“I know that there are those who would like to promote the selling of fish quotas, who are scared of the scorecard, because they have not complied with government policy on value addition. All they wish is to sell and cash in on quota. That culture must stop. We will not give rights for you to sell. The Scorecard is coming; it has been approved by Cabinet. We are focused on implementation and I will apply the criteria immediately without favour. Do not come to me, with ‘I cannot meet this criteria, please give me time to adjust’. Adjust now. If you don’t have Namibian ownership in your vessels that include women, war veterans or youth, do it now, before the season starts. To those who have not invested in this sector for the past 20 years, I say tough luck! Tough luck to those who have not made any investments, who were just traders of quotas - that is the end of the road for you. We must develop Namibia. We must empower our people.”

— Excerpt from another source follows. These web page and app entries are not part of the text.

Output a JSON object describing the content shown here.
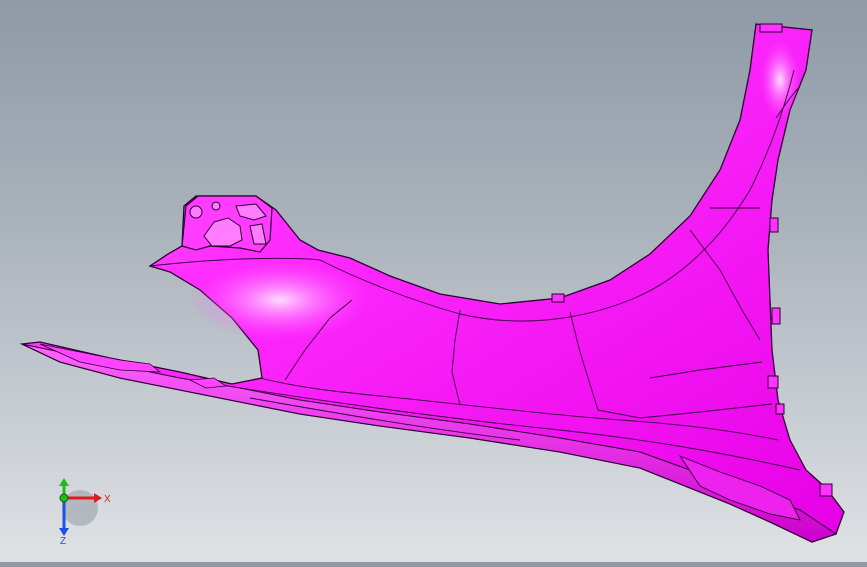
{
  "viewport": {
    "background_top": "#8f9aa6",
    "background_bottom": "#dfe2e5",
    "part_color": "#ff1aff",
    "part_edge_color": "#2a0030"
  },
  "triad": {
    "x_label": "X",
    "y_label": "Y",
    "z_label": "Z",
    "x_color": "#e01b1b",
    "y_color": "#1bbf1b",
    "z_color": "#2050e0"
  }
}
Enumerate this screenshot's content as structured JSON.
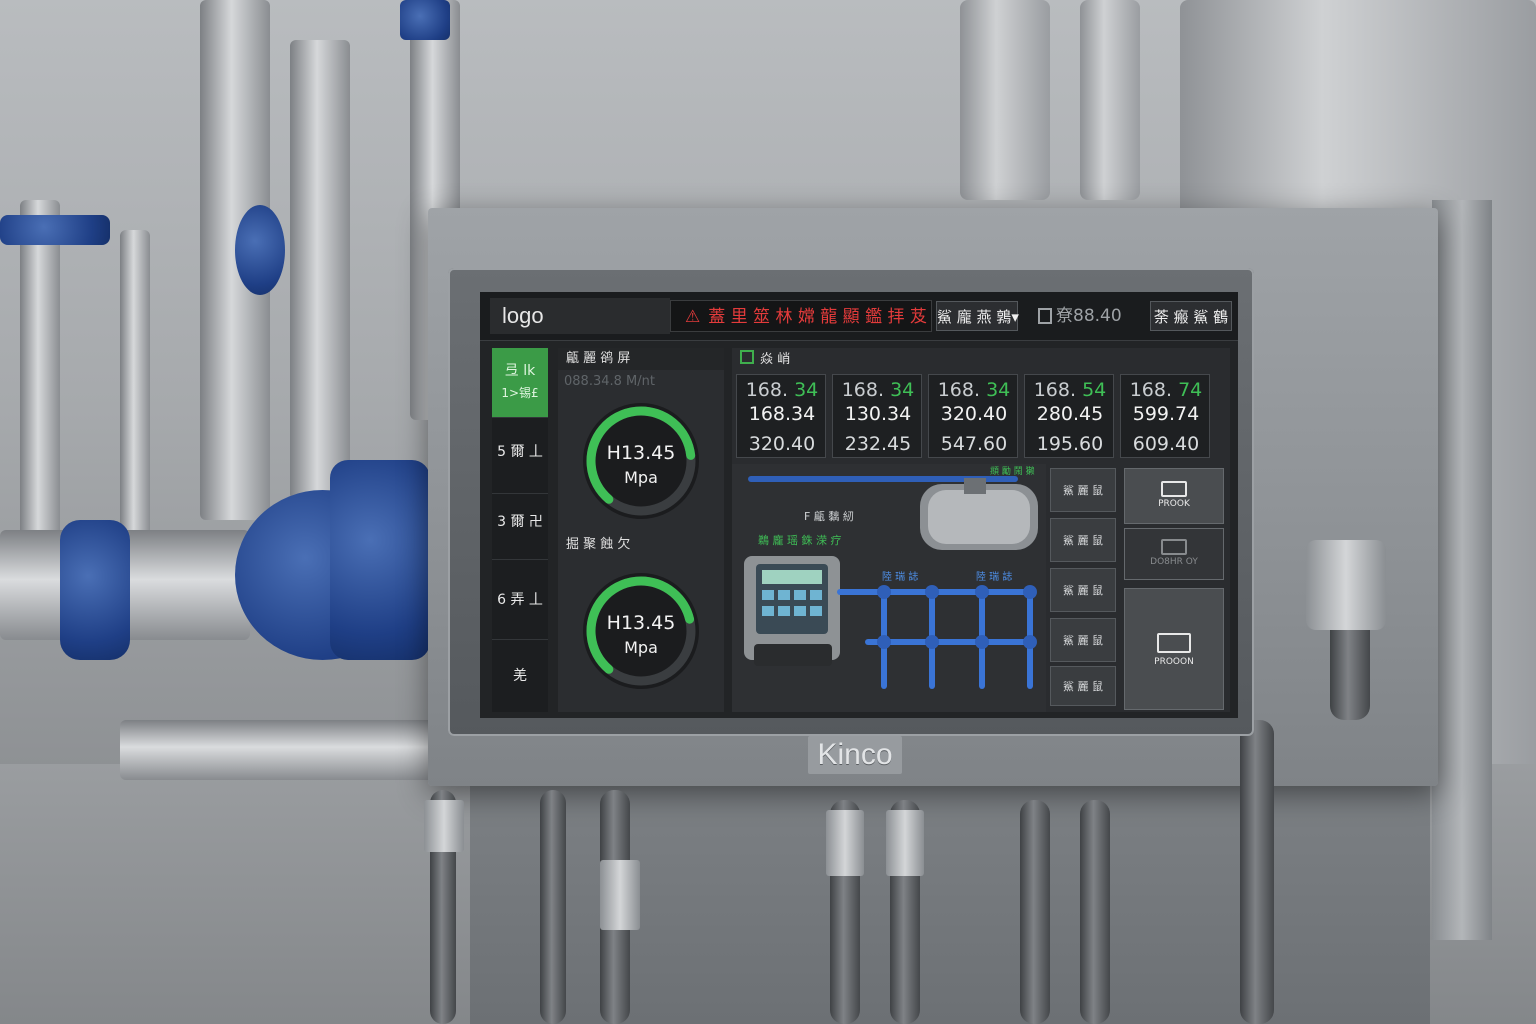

The Seagull factory is a joint venture between Merlus Fishing and Abroma Fishing, Oryx Fishing, Helgoland Fishing, Ocean Gate Fishing, Osona Fishing, Ehanga Holdings, Namibia Fishermen’s Association, Agatha Bay Fishing and the Namibia Development Trust.
“It is great to see that the ownership of this factory reflects a marriage between existing operators and the new entrants granted fishing rights in 2012. These types of partnerships in the fishing industry is particularly beneficial as it imparts much needed skills to Namibians, strengthens capital acquisition by previously disadvantaged communities and benefit investors in ensuring access to our natural resources. We want to see stable relations. This relationship must also include the struggle for the upliftment of the working and living conditions of all staff working in the industry.”
The factory will process on average 30 metric tons of raw materials into high quality finished consumer products ready for the international and local markets. It will also create at least 200 permanent employment opportunities which will be 100% Namibian and largely from female-headed households.
“We don’t want to see partners retrenching workers; workers must be secured in their jobs. The factory will also create both product and market diversification, allowing newly developed products to reach new and hitherto untapped markets. It will up-skill many previously disadvantaged Namibians as well as middle and senior management cadres through an apprentice programme. The Government policy on value addition and job creation in the fishing sector is unstoppable. The winds of change are coming. That wind will blow until we are at a point that every Namibian is employed, until we are a developed country, and until we have enough money so that every Namibian can say he or she is a millionaire. I know our people need jobs, hence we should encourage that our fish is landed wet, and processed onshore.”